* [DESCRIPTION OF THE TASK] Return the full listing word for word, but drop every picture from it.

* [PROVIDED RECORDS]
───

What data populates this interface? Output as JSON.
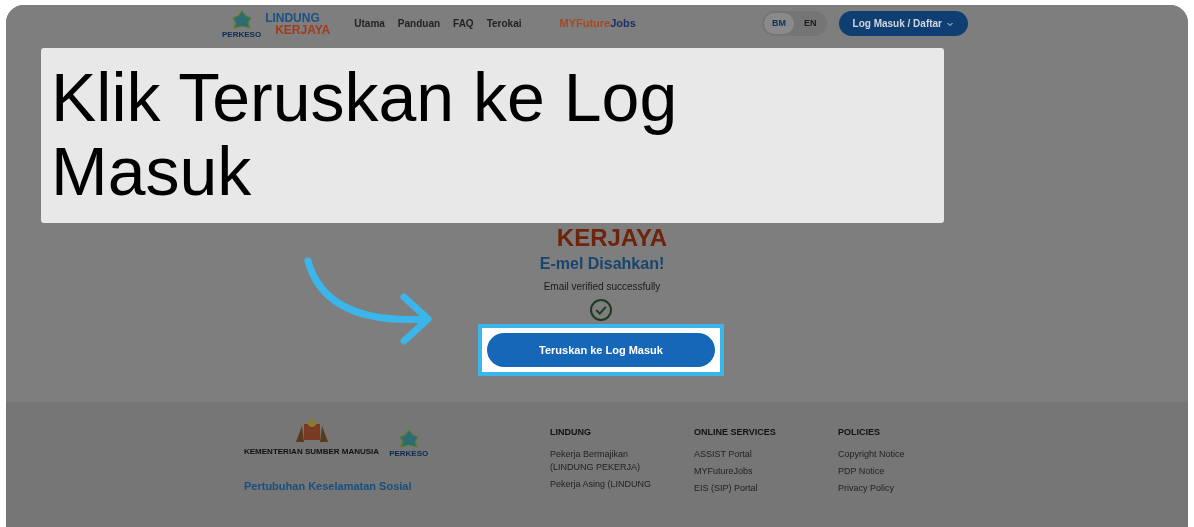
{
  "header": {
    "logo_top": "LINDUNG",
    "logo_bottom": "KERJAYA",
    "logo_caption": "PERKESO",
    "nav": [
      {
        "label": "Utama"
      },
      {
        "label": "Panduan"
      },
      {
        "label": "FAQ"
      },
      {
        "label": "Terokai"
      }
    ],
    "partner_logo": {
      "part1": "MYFuture",
      "part2": "Jobs"
    },
    "languages": [
      {
        "label": "BM",
        "selected": true
      },
      {
        "label": "EN",
        "selected": false
      }
    ],
    "login_button": "Log Masuk / Daftar"
  },
  "caption": "Klik Teruskan ke Log Masuk",
  "main": {
    "logo_bottom": "KERJAYA",
    "heading": "E-mel Disahkan!",
    "message": "Email verified successfully",
    "button": "Teruskan ke Log Masuk"
  },
  "footer": {
    "ministry": "KEMENTERIAN SUMBER MANUSIA",
    "agency_logo": "PERKESO",
    "org_name": "Pertubuhan Keselamatan Sosial",
    "columns": [
      {
        "title": "LINDUNG",
        "links": [
          "Pekerja Bermajikan (LINDUNG PEKERJA)",
          "Pekerja Asing (LINDUNG"
        ]
      },
      {
        "title": "ONLINE SERVICES",
        "links": [
          "ASSIST Portal",
          "MYFutureJobs",
          "EIS (SIP) Portal"
        ]
      },
      {
        "title": "POLICIES",
        "links": [
          "Copyright Notice",
          "PDP Notice",
          "Privacy Policy"
        ]
      }
    ]
  }
}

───

* [RESULT BELOW]
What data populates this interface? Output as JSON.
{
  "header": {
    "logo_top": "LINDUNG",
    "logo_bottom": "KERJAYA",
    "logo_caption": "PERKESO",
    "nav": [
      {
        "label": "Utama"
      },
      {
        "label": "Panduan"
      },
      {
        "label": "FAQ"
      },
      {
        "label": "Terokai"
      }
    ],
    "partner_logo": {
      "part1": "MYFuture",
      "part2": "Jobs"
    },
    "languages": [
      {
        "label": "BM",
        "selected": true
      },
      {
        "label": "EN",
        "selected": false
      }
    ],
    "login_button": "Log Masuk / Daftar"
  },
  "caption": "Klik Teruskan ke Log Masuk",
  "main": {
    "logo_bottom": "KERJAYA",
    "heading": "E-mel Disahkan!",
    "message": "Email verified successfully",
    "button": "Teruskan ke Log Masuk"
  },
  "footer": {
    "ministry": "KEMENTERIAN SUMBER MANUSIA",
    "agency_logo": "PERKESO",
    "org_name": "Pertubuhan Keselamatan Sosial",
    "columns": [
      {
        "title": "LINDUNG",
        "links": [
          "Pekerja Bermajikan (LINDUNG PEKERJA)",
          "Pekerja Asing (LINDUNG"
        ]
      },
      {
        "title": "ONLINE SERVICES",
        "links": [
          "ASSIST Portal",
          "MYFutureJobs",
          "EIS (SIP) Portal"
        ]
      },
      {
        "title": "POLICIES",
        "links": [
          "Copyright Notice",
          "PDP Notice",
          "Privacy Policy"
        ]
      }
    ]
  }
}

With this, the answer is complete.